───── Dataset records ─────
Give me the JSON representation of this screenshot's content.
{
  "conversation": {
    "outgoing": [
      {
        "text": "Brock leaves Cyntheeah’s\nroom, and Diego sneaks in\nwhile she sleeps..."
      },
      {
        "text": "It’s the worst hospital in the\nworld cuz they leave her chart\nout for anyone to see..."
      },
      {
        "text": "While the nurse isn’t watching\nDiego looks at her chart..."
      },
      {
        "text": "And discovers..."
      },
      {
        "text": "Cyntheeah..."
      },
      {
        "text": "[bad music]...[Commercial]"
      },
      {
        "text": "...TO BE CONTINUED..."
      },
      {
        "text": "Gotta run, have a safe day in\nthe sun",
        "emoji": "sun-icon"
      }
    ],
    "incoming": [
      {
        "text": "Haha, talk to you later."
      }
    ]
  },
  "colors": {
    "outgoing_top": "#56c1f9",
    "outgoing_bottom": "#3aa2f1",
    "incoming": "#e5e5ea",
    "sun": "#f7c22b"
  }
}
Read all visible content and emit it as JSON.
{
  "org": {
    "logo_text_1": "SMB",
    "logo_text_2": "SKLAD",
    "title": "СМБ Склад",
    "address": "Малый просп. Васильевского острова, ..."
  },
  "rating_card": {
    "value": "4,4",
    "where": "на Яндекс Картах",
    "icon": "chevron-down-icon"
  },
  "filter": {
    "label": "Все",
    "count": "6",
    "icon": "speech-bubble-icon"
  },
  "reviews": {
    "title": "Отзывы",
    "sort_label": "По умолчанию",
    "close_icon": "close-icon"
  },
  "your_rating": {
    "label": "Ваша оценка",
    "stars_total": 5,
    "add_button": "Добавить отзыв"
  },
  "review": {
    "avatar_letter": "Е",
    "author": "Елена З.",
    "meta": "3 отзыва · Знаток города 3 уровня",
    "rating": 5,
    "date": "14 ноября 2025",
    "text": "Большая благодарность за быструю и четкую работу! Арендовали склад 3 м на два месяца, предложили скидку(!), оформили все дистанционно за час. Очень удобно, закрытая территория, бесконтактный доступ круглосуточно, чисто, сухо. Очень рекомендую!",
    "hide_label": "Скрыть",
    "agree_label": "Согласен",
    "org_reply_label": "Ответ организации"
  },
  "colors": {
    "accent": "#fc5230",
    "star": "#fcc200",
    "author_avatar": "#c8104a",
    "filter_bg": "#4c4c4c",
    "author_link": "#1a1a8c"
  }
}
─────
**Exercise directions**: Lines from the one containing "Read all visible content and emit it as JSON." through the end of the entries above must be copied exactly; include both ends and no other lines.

**Solution**:
Read all visible content and emit it as JSON.
{
  "org": {
    "logo_text_1": "SMB",
    "logo_text_2": "SKLAD",
    "title": "СМБ Склад",
    "address": "Малый просп. Васильевского острова, ..."
  },
  "rating_card": {
    "value": "4,4",
    "where": "на Яндекс Картах",
    "icon": "chevron-down-icon"
  },
  "filter": {
    "label": "Все",
    "count": "6",
    "icon": "speech-bubble-icon"
  },
  "reviews": {
    "title": "Отзывы",
    "sort_label": "По умолчанию",
    "close_icon": "close-icon"
  },
  "your_rating": {
    "label": "Ваша оценка",
    "stars_total": 5,
    "add_button": "Добавить отзыв"
  },
  "review": {
    "avatar_letter": "Е",
    "author": "Елена З.",
    "meta": "3 отзыва · Знаток города 3 уровня",
    "rating": 5,
    "date": "14 ноября 2025",
    "text": "Большая благодарность за быструю и четкую работу! Арендовали склад 3 м на два месяца, предложили скидку(!), оформили все дистанционно за час. Очень удобно, закрытая территория, бесконтактный доступ круглосуточно, чисто, сухо. Очень рекомендую!",
    "hide_label": "Скрыть",
    "agree_label": "Согласен",
    "org_reply_label": "Ответ организации"
  },
  "colors": {
    "accent": "#fc5230",
    "star": "#fcc200",
    "author_avatar": "#c8104a",
    "filter_bg": "#4c4c4c",
    "author_link": "#1a1a8c"
  }
}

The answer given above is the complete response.